Dataset records =
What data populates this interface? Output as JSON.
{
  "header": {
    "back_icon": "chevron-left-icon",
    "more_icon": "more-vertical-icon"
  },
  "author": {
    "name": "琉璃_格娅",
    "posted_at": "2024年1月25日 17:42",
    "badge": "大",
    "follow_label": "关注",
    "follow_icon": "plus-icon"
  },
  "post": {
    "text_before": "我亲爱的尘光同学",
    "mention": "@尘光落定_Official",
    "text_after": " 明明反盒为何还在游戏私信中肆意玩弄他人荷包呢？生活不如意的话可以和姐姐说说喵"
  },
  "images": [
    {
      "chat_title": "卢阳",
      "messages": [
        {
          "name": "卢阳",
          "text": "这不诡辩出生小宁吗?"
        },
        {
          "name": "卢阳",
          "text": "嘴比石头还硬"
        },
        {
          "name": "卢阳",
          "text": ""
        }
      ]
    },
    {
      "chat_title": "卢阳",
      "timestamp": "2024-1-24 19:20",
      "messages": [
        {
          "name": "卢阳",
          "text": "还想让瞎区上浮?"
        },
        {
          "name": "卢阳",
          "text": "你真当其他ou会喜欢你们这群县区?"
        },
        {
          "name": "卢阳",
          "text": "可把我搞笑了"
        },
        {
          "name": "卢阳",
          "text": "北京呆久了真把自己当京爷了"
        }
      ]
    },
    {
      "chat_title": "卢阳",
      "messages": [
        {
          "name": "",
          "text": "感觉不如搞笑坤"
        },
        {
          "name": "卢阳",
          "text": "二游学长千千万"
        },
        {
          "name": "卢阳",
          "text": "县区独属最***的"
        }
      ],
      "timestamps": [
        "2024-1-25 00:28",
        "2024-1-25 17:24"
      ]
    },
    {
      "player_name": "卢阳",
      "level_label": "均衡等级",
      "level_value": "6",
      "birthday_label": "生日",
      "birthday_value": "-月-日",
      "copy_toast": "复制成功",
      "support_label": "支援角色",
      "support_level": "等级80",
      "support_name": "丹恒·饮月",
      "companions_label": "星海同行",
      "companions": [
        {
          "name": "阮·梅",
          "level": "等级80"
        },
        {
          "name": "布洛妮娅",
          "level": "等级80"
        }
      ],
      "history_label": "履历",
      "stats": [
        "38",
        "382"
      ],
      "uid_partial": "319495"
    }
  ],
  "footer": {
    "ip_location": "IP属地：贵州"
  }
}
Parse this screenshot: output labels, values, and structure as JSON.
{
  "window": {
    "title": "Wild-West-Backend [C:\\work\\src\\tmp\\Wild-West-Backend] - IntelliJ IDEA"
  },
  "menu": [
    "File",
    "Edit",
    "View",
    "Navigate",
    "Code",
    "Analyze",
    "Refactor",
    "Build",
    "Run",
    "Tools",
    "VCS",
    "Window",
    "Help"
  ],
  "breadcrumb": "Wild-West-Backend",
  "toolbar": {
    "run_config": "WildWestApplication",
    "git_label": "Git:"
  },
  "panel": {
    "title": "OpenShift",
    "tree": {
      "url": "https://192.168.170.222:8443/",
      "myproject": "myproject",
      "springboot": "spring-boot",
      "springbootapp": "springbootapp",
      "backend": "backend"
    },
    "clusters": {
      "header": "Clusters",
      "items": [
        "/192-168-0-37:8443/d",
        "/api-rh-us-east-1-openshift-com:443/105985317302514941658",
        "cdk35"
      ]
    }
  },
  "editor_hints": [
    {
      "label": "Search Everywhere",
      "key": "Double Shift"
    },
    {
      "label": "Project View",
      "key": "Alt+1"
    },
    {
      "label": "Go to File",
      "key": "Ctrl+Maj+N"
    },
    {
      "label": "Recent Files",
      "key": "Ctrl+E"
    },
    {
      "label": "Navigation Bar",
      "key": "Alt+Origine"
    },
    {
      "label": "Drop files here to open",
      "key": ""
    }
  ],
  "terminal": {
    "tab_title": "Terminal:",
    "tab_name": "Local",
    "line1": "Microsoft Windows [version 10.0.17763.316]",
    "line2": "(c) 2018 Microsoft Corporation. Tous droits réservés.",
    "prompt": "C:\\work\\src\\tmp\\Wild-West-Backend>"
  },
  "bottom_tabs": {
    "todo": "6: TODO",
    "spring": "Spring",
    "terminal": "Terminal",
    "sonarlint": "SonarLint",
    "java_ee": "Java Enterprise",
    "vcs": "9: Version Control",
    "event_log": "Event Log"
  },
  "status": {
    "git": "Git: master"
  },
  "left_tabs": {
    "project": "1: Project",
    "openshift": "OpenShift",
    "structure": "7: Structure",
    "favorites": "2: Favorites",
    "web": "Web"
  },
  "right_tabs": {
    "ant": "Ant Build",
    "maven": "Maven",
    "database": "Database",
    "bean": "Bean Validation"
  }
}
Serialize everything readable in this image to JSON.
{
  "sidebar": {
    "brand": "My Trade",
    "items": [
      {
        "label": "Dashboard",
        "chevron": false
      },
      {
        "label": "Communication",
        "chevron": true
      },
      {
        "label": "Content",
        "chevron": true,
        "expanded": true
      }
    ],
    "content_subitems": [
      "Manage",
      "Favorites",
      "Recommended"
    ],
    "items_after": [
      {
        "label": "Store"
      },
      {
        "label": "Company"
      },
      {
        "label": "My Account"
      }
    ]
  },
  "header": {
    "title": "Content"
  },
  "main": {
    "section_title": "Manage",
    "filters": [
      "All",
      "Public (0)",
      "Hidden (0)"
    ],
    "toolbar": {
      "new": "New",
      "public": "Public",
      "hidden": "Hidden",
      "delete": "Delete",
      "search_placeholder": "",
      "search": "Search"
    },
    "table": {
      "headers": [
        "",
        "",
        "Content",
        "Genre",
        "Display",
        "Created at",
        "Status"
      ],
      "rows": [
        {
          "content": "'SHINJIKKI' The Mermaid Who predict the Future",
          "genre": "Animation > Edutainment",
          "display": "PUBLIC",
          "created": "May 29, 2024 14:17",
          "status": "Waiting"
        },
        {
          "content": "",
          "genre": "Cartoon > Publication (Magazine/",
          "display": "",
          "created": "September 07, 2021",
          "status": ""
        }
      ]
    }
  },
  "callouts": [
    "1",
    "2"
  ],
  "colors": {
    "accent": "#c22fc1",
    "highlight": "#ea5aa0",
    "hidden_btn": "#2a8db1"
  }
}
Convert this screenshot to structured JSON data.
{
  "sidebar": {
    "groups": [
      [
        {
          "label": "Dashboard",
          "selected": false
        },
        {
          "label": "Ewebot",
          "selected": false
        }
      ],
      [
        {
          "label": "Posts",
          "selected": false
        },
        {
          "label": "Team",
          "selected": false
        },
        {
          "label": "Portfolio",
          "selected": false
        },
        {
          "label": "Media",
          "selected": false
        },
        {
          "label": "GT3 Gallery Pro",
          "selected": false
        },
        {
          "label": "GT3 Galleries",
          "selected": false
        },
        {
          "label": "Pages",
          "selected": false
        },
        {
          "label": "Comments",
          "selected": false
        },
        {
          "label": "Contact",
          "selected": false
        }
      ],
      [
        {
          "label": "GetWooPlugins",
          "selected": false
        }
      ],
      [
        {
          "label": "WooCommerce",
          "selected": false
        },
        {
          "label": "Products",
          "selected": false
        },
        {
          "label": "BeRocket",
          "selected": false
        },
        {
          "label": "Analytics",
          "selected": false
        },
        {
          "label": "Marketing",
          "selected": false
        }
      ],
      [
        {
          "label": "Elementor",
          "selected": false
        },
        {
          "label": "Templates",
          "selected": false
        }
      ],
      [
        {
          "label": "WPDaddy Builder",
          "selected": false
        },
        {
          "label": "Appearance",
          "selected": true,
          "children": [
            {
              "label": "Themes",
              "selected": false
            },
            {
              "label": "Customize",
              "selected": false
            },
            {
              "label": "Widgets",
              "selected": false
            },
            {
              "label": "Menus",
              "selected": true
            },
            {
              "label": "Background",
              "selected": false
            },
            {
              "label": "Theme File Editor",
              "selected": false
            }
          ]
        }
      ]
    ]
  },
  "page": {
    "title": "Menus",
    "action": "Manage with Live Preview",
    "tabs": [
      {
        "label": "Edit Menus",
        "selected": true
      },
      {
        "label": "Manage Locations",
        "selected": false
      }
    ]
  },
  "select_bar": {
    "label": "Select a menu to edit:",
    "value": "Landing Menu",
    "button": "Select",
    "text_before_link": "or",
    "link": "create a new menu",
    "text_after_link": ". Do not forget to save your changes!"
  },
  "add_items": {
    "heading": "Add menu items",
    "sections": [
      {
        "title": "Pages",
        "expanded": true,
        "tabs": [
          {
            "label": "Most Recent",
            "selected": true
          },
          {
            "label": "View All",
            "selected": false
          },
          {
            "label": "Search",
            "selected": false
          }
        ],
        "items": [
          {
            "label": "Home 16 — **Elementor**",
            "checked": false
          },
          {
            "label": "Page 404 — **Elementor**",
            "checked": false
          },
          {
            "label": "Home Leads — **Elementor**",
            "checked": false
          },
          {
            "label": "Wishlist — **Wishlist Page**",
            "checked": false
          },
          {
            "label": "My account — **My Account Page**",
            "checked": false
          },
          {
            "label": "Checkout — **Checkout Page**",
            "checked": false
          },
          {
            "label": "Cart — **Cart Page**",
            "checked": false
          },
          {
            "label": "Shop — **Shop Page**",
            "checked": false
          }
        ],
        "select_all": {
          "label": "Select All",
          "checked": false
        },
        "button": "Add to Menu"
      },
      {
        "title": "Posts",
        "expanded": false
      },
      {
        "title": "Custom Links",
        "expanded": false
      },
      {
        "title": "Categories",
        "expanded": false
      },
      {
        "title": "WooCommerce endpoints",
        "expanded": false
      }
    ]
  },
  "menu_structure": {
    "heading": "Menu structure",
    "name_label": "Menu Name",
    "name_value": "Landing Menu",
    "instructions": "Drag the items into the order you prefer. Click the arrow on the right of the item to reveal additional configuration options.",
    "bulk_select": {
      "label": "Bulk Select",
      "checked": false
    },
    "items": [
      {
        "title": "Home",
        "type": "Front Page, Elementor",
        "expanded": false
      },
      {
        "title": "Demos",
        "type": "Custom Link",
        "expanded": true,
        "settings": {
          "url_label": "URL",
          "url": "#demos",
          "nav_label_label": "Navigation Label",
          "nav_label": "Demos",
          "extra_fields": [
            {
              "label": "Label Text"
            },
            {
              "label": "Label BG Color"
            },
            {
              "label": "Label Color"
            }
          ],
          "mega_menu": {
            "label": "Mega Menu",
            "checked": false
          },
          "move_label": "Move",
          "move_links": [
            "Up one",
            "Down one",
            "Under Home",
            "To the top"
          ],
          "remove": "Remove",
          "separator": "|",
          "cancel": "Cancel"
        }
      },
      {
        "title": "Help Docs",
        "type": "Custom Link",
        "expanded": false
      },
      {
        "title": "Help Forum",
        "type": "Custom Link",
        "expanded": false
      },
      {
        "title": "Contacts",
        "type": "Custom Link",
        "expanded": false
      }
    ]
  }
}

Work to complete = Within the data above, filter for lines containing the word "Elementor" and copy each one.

Result of the task =
          "label": "Elementor",
            "label": "Home 16 — **Elementor**",
            "label": "Page 404 — **Elementor**",
            "label": "Home Leads — **Elementor**",
        "type": "Front Page, Elementor",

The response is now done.